Exercise details
The lines to return are those below that contain the word "Captcha".
Input data START
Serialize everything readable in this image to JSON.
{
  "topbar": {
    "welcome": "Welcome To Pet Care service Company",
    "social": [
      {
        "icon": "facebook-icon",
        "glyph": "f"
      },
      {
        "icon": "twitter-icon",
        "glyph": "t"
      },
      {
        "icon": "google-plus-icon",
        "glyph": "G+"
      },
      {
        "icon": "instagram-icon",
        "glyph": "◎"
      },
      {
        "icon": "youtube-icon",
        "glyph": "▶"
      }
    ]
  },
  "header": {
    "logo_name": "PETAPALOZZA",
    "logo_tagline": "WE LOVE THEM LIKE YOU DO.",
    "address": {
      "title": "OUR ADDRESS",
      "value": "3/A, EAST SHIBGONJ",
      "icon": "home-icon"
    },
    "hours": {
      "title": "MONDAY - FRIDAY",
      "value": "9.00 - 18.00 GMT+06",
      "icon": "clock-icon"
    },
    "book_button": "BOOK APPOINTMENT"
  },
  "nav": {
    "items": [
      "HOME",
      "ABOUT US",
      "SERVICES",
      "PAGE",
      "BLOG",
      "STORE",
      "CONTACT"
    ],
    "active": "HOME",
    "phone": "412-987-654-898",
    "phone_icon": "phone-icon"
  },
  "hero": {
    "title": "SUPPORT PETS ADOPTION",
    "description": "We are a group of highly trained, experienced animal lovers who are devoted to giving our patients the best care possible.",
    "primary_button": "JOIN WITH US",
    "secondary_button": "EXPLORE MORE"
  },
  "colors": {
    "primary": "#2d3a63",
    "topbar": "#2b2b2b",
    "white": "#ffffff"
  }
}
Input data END
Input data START
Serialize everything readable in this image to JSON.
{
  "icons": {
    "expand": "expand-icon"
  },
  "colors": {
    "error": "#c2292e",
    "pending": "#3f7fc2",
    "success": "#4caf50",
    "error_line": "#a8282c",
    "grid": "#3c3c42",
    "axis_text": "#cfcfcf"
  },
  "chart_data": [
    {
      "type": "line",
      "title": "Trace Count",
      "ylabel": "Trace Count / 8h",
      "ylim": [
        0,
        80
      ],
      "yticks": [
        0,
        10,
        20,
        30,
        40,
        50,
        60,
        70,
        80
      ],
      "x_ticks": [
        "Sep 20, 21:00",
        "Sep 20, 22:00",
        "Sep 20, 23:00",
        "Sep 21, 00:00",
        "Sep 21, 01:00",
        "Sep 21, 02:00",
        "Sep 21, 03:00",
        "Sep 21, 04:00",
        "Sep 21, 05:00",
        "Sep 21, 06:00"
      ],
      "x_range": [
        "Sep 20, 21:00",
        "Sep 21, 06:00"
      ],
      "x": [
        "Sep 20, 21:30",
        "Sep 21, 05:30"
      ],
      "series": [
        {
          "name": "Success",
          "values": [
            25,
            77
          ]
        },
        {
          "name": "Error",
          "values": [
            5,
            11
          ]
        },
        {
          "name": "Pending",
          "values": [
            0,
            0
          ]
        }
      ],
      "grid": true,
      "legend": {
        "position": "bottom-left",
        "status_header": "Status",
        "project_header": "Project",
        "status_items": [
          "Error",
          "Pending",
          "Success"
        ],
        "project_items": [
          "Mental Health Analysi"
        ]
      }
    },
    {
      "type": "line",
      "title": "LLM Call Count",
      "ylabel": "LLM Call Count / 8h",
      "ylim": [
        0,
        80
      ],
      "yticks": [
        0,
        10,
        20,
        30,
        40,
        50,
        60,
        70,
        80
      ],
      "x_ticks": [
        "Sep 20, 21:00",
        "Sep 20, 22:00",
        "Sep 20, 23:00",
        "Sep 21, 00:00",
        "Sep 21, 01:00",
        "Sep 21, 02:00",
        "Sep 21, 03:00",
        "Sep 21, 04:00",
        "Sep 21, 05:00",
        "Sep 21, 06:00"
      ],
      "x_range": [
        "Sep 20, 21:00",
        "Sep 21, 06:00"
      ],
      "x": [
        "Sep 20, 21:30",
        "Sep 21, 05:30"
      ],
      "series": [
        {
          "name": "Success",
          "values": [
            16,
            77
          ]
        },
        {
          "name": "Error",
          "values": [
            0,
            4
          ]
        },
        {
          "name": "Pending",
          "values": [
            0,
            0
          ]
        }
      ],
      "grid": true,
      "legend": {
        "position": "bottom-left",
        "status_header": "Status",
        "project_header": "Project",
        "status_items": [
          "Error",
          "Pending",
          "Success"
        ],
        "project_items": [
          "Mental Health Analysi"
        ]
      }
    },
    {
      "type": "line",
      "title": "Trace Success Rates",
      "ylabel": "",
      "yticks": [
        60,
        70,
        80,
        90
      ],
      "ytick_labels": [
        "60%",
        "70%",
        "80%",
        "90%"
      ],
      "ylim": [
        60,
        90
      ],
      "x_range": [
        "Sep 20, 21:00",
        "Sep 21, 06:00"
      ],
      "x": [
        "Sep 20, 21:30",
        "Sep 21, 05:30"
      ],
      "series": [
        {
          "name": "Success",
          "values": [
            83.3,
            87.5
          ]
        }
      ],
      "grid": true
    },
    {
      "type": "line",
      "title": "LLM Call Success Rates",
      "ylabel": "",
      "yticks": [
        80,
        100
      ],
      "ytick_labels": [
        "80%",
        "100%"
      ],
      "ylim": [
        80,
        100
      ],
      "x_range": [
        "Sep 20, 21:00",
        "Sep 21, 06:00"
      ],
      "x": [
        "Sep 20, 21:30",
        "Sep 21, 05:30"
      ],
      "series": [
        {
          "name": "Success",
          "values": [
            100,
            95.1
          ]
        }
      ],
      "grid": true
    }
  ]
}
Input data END
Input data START
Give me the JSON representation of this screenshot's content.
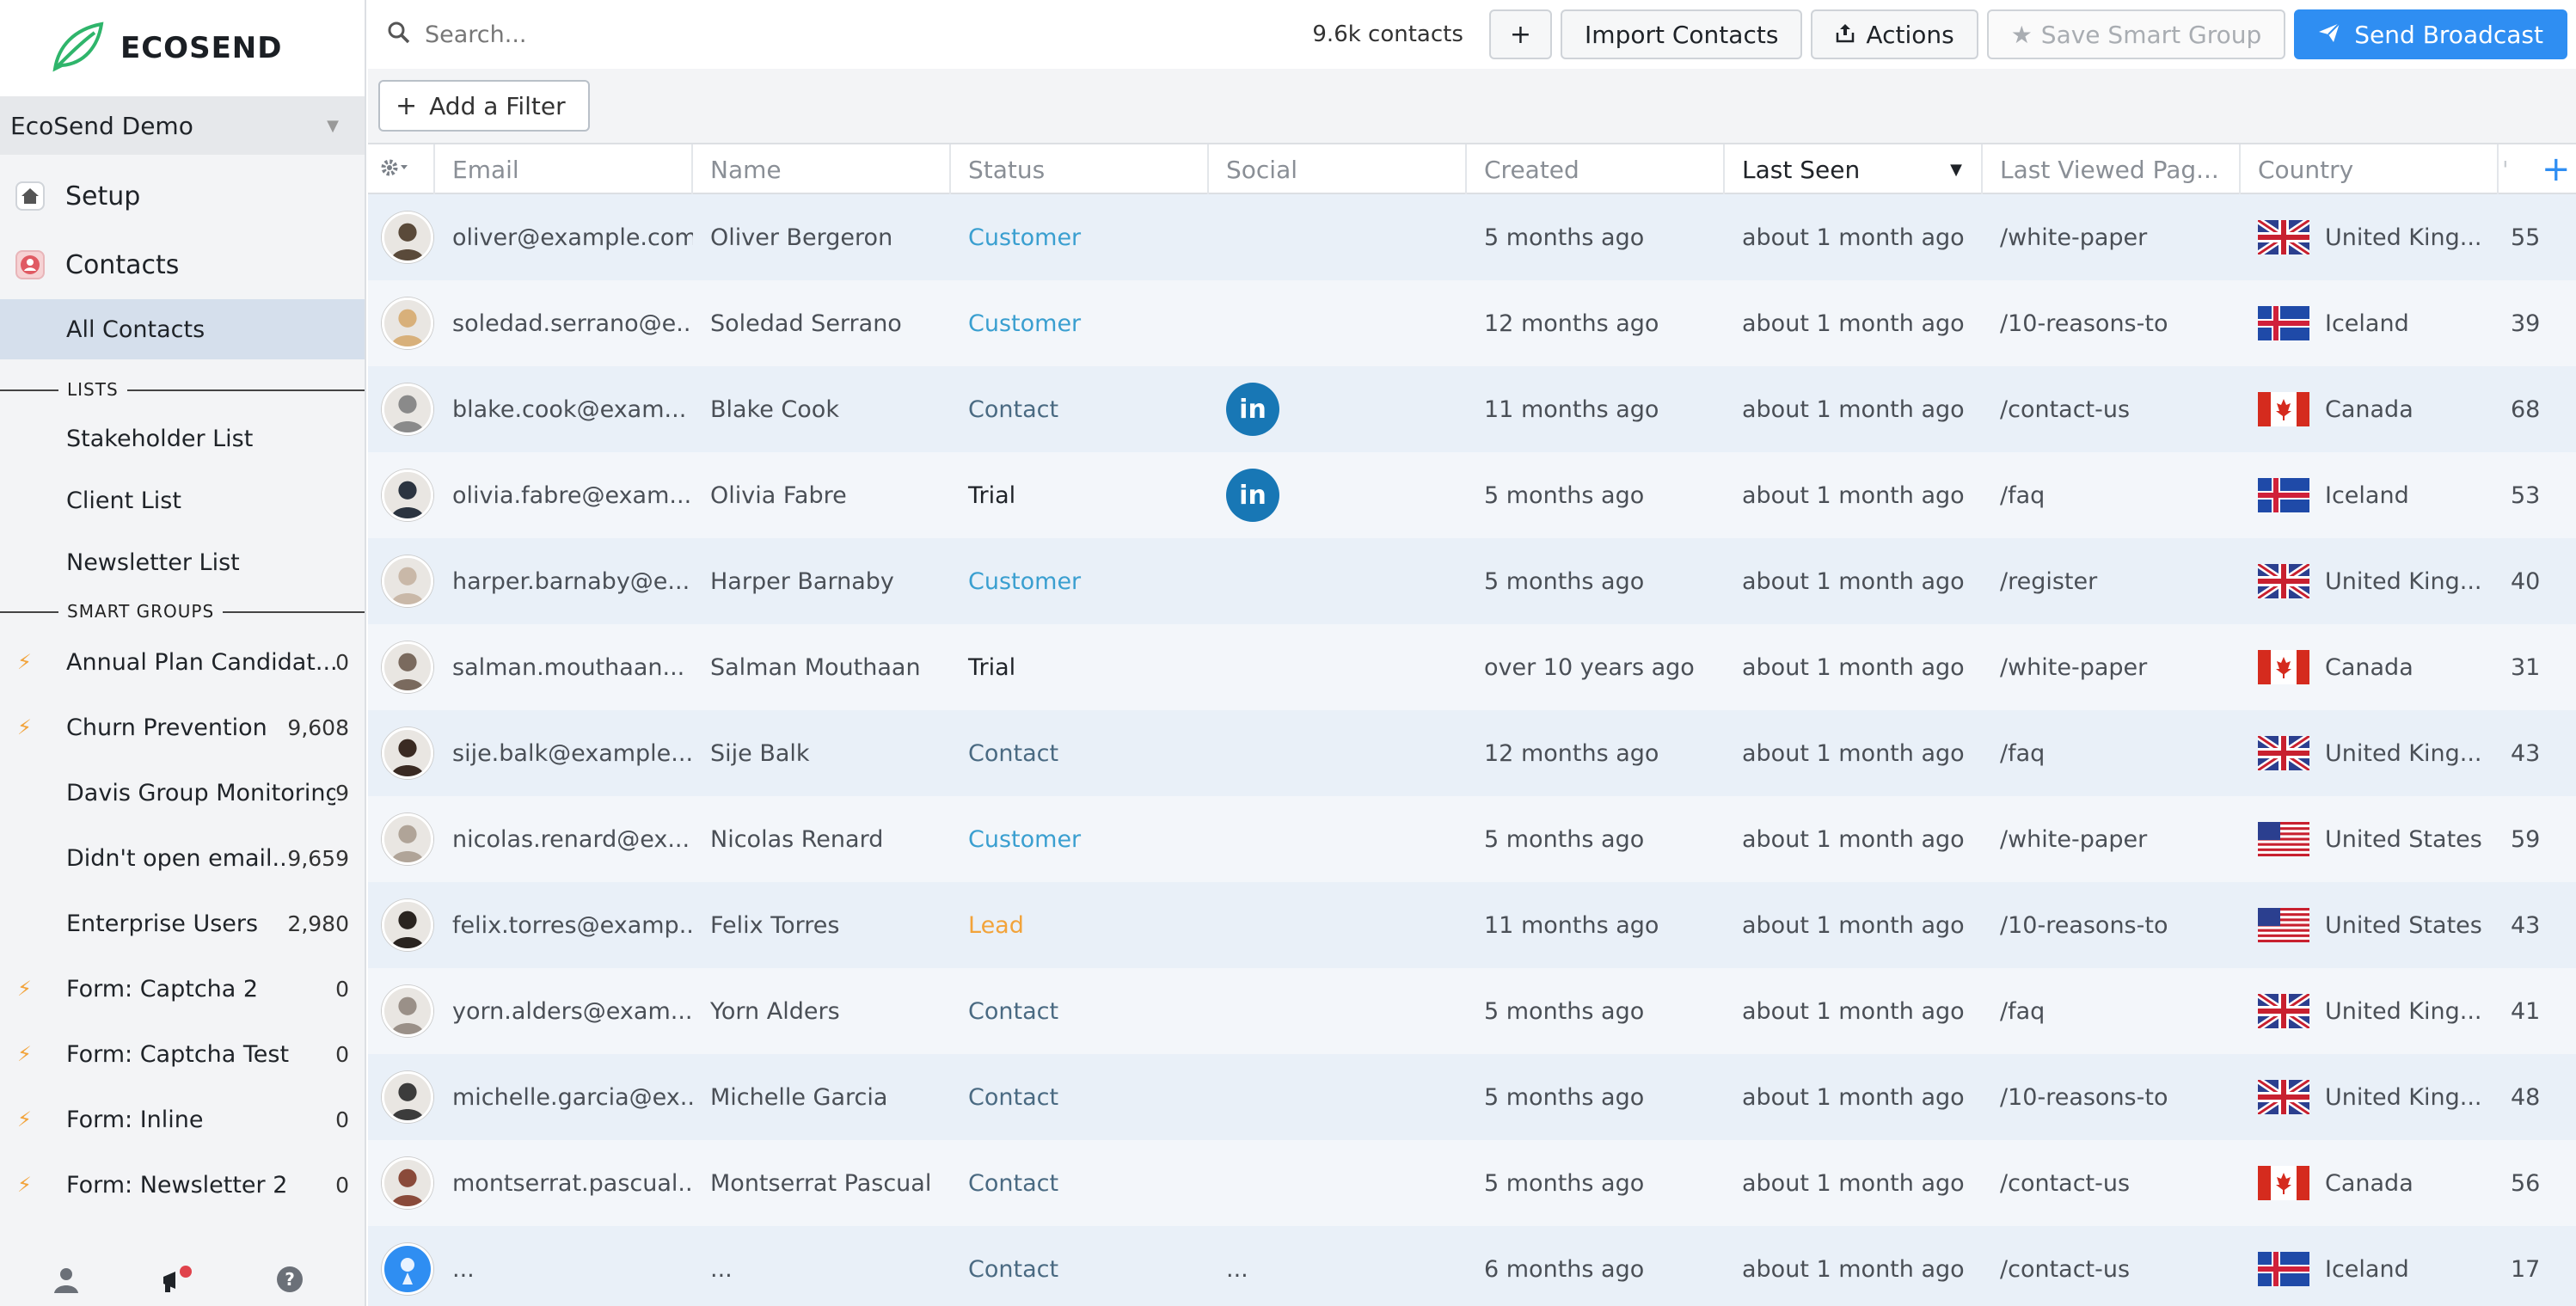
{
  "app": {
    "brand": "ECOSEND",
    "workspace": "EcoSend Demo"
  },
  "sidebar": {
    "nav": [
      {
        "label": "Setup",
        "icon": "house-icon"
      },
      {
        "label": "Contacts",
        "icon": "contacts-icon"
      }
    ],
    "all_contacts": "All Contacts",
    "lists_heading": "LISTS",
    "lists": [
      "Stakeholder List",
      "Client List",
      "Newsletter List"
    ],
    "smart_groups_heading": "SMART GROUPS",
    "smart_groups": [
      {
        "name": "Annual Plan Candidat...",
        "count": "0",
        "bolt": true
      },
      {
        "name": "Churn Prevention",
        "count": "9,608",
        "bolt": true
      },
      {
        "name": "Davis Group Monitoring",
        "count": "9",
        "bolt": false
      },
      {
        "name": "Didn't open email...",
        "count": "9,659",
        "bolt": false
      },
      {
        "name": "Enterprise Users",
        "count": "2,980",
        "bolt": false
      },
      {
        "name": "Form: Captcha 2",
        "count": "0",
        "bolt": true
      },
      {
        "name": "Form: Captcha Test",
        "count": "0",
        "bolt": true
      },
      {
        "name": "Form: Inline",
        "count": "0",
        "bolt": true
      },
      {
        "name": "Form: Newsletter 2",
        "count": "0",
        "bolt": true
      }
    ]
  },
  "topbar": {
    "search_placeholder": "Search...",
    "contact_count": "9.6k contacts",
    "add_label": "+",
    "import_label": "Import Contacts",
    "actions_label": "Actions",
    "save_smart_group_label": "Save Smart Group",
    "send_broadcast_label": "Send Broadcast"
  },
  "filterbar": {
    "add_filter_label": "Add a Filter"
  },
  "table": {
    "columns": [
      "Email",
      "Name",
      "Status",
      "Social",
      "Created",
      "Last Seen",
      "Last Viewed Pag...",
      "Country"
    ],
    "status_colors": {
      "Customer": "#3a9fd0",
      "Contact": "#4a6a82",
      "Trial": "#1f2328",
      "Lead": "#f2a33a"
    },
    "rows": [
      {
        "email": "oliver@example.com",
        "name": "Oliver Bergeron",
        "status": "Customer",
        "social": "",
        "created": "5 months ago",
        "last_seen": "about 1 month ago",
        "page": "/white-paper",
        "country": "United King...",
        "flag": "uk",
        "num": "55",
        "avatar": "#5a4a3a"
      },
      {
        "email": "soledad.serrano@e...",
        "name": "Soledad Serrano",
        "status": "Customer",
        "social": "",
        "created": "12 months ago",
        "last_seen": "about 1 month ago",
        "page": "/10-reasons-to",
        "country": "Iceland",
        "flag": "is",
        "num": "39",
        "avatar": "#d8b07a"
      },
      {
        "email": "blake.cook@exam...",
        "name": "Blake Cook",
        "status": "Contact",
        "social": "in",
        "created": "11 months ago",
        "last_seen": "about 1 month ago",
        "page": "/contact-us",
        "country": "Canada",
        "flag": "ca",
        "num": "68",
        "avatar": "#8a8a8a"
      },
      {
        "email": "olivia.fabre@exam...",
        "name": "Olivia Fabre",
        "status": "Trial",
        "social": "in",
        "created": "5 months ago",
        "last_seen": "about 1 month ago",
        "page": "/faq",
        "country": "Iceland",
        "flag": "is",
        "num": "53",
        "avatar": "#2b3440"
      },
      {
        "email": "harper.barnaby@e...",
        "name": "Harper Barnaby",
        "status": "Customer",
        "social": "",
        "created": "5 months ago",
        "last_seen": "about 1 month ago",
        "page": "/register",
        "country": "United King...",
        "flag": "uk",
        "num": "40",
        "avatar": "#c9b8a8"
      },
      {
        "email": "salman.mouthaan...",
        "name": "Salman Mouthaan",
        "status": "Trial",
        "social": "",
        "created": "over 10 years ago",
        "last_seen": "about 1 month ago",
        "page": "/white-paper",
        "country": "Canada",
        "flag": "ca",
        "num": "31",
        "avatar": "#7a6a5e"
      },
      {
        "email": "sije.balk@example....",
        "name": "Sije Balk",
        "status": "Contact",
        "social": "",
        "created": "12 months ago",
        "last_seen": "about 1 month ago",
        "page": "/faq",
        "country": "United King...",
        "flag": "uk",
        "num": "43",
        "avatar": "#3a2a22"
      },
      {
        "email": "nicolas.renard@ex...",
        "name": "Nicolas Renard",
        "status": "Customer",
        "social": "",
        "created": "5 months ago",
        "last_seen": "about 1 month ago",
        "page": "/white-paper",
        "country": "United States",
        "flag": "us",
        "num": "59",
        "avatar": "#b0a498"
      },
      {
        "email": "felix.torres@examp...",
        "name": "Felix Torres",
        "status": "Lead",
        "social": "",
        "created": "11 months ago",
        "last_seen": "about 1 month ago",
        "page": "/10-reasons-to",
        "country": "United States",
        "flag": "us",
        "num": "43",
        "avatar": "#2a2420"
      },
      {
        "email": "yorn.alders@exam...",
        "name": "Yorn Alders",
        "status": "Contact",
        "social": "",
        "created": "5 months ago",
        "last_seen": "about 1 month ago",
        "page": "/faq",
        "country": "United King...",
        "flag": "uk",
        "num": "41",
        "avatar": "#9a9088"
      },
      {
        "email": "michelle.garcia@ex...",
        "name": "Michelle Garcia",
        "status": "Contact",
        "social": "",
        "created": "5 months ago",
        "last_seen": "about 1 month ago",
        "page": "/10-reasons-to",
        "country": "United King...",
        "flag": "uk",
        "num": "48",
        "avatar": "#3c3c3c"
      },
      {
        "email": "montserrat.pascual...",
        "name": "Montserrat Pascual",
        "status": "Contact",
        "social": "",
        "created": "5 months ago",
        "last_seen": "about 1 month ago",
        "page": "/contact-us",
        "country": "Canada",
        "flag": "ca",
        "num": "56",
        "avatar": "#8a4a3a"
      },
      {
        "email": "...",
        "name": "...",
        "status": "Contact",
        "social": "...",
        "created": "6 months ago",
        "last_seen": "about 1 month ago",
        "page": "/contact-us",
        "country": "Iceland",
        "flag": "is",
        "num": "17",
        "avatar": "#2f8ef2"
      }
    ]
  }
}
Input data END
Answer section
        "name": "Form: Captcha 2",
        "name": "Form: Captcha Test",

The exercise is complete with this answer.